» **What you are asked to do**
How many lines of the listing below hold the word "οπλισμού"? Answer with the number alone.

========

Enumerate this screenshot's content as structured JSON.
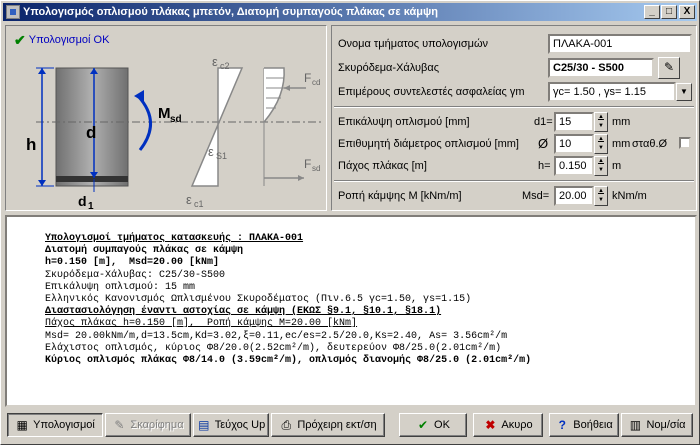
{
  "window": {
    "title": "Υπολογισμός οπλισμού πλάκας μπετόν, Διατομή συμπαγούς πλάκας σε κάμψη",
    "min": "_",
    "max": "□",
    "close": "X"
  },
  "status": {
    "text": "Υπολογισμοί ΟΚ"
  },
  "diagram": {
    "h": "h",
    "d": "d",
    "d1": "d",
    "d1_sub": "1",
    "msd": "M",
    "msd_sub": "sd",
    "ec2": "ε",
    "ec2_sub": "c2",
    "es1": "ε",
    "es1_sub": "S1",
    "ec1": "ε",
    "ec1_sub": "c1",
    "fcd": "F",
    "fcd_sub": "cd",
    "fsd": "F",
    "fsd_sub": "sd"
  },
  "form": {
    "name_label": "Ονομα τμήματος υπολογισμών",
    "name_value": "ΠΛΑΚΑ-001",
    "material_label": "Σκυρόδεμα-Χάλυβας",
    "material_value": "C25/30 - S500",
    "safety_label": "Επιμέρους συντελεστές ασφαλείας γm",
    "safety_value": "γc= 1.50 , γs= 1.15",
    "cover_label": "Επικάλυψη οπλισμού [mm]",
    "cover_prefix": "d1=",
    "cover_value": "15",
    "cover_unit": "mm",
    "diam_label": "Επιθυμητή διάμετρος οπλισμού [mm]",
    "diam_prefix": "Ø",
    "diam_value": "10",
    "diam_unit": "mm",
    "diam_const": "σταθ.Ø",
    "thick_label": "Πάχος πλάκας [m]",
    "thick_prefix": "h=",
    "thick_value": "0.150",
    "thick_unit": "m",
    "moment_label": "Ροπή κάμψης M [kNm/m]",
    "moment_prefix": "Msd=",
    "moment_value": "20.00",
    "moment_unit": "kNm/m"
  },
  "report": {
    "l1": "Υπολογισμοί τμήματος κατασκευής : ΠΛΑΚΑ-001",
    "l2": "Διατομή συμπαγούς πλάκας σε κάμψη",
    "l3": "h=0.150 [m],  Msd=20.00 [kNm]",
    "l4": "Σκυρόδεμα-Χάλυβας: C25/30-S500",
    "l5": "Επικάλυψη οπλισμού: 15 mm",
    "l6": "Ελληνικός Κανονισμός Ωπλισμένου Σκυροδέματος (Πιν.6.5 γc=1.50, γs=1.15)",
    "l7": "Διαστασιολόγηση έναντι αστοχίας σε κάμψη (ΕΚΩΣ §9.1, §10.1, §18.1)",
    "l8": "Πάχος πλάκας h=0.150 [m],  Ροπή κάμψης M=20.00 [kNm]",
    "l9": "Msd= 20.00kNm/m,d=13.5cm,Kd=3.02,ξ=0.11,ec/es=2.5/20.0,Ks=2.40, As= 3.56cm²/m",
    "l10": "Ελάχιστος οπλισμός, κύριος Φ8/20.0(2.52cm²/m), δευτερεύον Φ8/25.0(2.01cm²/m)",
    "l11": "Κύριος οπλισμός πλάκας Φ8/14.0 (3.59cm²/m), οπλισμός διανομής Φ8/25.0 (2.01cm²/m)"
  },
  "buttons": {
    "calc": "Υπολογισμοί",
    "sketch": "Σκαρίφημα",
    "report": "Τεύχος Up",
    "draft": "Πρόχειρη εκτ/ση",
    "ok": "OK",
    "cancel": "Ακυρο",
    "help": "Βοήθεια",
    "units": "Νομ/σία"
  }
}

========

» **Solution for this problem**
4